The refurbished trains have a sleek, light metallic grey and black finish, incorporating the distinctive bright yellow brand colour of the Tyne and Wear Metro. The new colour scheme replaces the old Metro train livery from the mid-1990s. Many of the stations already have a brighter complexion now. All the trains are now up to the current standard required by accessibility regulations well in advance of the legal requirement of 2020.

Looking to the future

The current refurbishment scheme keeps the Metro fleet in shape for another 10 years. But Nexus is already planning what needs to happen after that time. The Director General of Nexus, Bernard Garner, explained: “The top priority for the future of Metro is ensuring that we can replace the train fleet, hopefully by the mid-2020s. It stops being economic to keep maintaining the current rolling stock beyond the middle of the next decade. Nexus and the North East Combined Authority will start making a strong case to government for this investment and I’m confident it is an argument that we can win.”

Passenger feedback

Our staff have played a big part in the transformation and worked tirelessly in different ways to bring about the changes that will brighten passenger experience by 2015. The fact that passenger volume has continued unabated during the project is testament to careful planning and customer service, as well as the importance of the Metro system to the region, its surrounding areas, and the wider national rail network. Feedback from customers regarding the new trains already in circulation has been positive and we are now focusing on refurbishing the remaining Metrocars, to ensure all passengers receive a reliable and comfortable journey with Metro in the future. The system has also seen a massive improvement in customer satisfaction scores thanks to a zero-tolerance approach to graffiti and strict cleanliness standards. We understand that information sources need to be flexible, and providing information, particularly through the use of social media, is important to reassure travellers, both during times of disruption and also generally so passengers make informed choices. Metro continues to monitor, manage and update real-time sources of information via Facebook and Twitter.

We have achieved so much since 2010 and everyone at DB Regio can feel proud of how far we’ve come. It is with great pride that we can look back on everything we have completed so far, and we look forward to the future with excitement. The Metro system is already lighter, brighter and safer, with all the facilities our customers expect for the future. The aim is to ensure that Metro is around for the benefit of future generations and this work helps to achieve it.

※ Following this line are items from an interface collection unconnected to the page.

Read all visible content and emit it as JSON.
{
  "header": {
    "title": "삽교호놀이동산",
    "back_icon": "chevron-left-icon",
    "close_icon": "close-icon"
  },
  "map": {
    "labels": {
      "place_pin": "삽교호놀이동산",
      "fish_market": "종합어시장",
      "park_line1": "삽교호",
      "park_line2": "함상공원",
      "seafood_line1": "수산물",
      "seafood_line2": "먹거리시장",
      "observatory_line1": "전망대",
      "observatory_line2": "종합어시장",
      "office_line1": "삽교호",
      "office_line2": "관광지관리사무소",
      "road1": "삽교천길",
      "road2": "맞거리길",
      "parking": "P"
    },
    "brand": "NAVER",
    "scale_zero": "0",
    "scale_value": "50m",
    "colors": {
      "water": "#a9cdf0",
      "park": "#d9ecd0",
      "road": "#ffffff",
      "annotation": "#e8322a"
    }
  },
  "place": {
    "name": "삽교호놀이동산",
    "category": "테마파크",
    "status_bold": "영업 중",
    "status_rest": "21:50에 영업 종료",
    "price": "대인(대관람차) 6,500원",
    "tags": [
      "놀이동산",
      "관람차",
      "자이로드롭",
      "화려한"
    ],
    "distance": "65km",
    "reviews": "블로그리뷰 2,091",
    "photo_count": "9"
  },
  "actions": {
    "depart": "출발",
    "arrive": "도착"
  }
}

Richard McClean joined the railway industry as an Engineering Management Trainee in 1982, working in various parts of the network, mainly in the London area. He spent 18 months acting as Personal Assistant to the Chairman of the British Railways Board at the time of Railtrack’s vesting. Richard joined GNER in 1998, as Production Director, having previously been Production Director on LTS Rail. Richard then performed the role of GNER’s Development Director leading on Franchise Bids and delivering GNER’s major franchise investment commitment projects, including rolling stock/station remodelling schemes. This was followed by fulfilling the role of National Express’s Project Director for the Intercity Express Programme with responsibility for ensuring that these DfT-procured trains enter service successfully without impact on the then National Express East Coast Franchise. Richard took up the role of Managing Director of DB Regio Tyne & Wear Ltd with the commencement of the Metro Concession in 2010.